* **TASK BRIEF**: Print the data once more, exactly as supplied.

***** SUPPLIED DATA *****

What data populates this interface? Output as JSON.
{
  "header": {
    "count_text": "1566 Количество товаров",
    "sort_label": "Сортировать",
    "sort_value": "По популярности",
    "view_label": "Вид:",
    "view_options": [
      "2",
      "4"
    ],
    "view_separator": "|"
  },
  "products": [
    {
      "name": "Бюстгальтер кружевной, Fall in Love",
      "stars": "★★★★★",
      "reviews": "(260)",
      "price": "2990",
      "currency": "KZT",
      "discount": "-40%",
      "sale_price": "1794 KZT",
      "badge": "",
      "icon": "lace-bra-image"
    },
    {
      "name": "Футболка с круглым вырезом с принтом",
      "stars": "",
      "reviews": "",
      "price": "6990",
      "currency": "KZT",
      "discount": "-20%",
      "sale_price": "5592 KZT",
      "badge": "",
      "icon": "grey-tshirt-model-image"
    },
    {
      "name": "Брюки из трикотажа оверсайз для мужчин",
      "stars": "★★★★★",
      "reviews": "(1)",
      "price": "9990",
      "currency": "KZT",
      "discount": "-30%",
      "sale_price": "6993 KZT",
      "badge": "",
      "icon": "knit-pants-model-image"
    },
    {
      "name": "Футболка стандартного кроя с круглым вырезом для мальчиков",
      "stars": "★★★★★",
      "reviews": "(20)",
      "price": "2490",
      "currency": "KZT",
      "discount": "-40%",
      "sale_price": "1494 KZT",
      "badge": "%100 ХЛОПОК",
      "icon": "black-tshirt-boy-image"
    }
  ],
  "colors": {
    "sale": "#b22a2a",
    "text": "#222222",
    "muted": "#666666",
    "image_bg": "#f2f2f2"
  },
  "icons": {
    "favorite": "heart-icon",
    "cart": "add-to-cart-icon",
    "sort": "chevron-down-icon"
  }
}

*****

* **EXERCISE RESULT**:
What data populates this interface? Output as JSON.
{
  "header": {
    "count_text": "1566 Количество товаров",
    "sort_label": "Сортировать",
    "sort_value": "По популярности",
    "view_label": "Вид:",
    "view_options": [
      "2",
      "4"
    ],
    "view_separator": "|"
  },
  "products": [
    {
      "name": "Бюстгальтер кружевной, Fall in Love",
      "stars": "★★★★★",
      "reviews": "(260)",
      "price": "2990",
      "currency": "KZT",
      "discount": "-40%",
      "sale_price": "1794 KZT",
      "badge": "",
      "icon": "lace-bra-image"
    },
    {
      "name": "Футболка с круглым вырезом с принтом",
      "stars": "",
      "reviews": "",
      "price": "6990",
      "currency": "KZT",
      "discount": "-20%",
      "sale_price": "5592 KZT",
      "badge": "",
      "icon": "grey-tshirt-model-image"
    },
    {
      "name": "Брюки из трикотажа оверсайз для мужчин",
      "stars": "★★★★★",
      "reviews": "(1)",
      "price": "9990",
      "currency": "KZT",
      "discount": "-30%",
      "sale_price": "6993 KZT",
      "badge": "",
      "icon": "knit-pants-model-image"
    },
    {
      "name": "Футболка стандартного кроя с круглым вырезом для мальчиков",
      "stars": "★★★★★",
      "reviews": "(20)",
      "price": "2490",
      "currency": "KZT",
      "discount": "-40%",
      "sale_price": "1494 KZT",
      "badge": "%100 ХЛОПОК",
      "icon": "black-tshirt-boy-image"
    }
  ],
  "colors": {
    "sale": "#b22a2a",
    "text": "#222222",
    "muted": "#666666",
    "image_bg": "#f2f2f2"
  },
  "icons": {
    "favorite": "heart-icon",
    "cart": "add-to-cart-icon",
    "sort": "chevron-down-icon"
  }
}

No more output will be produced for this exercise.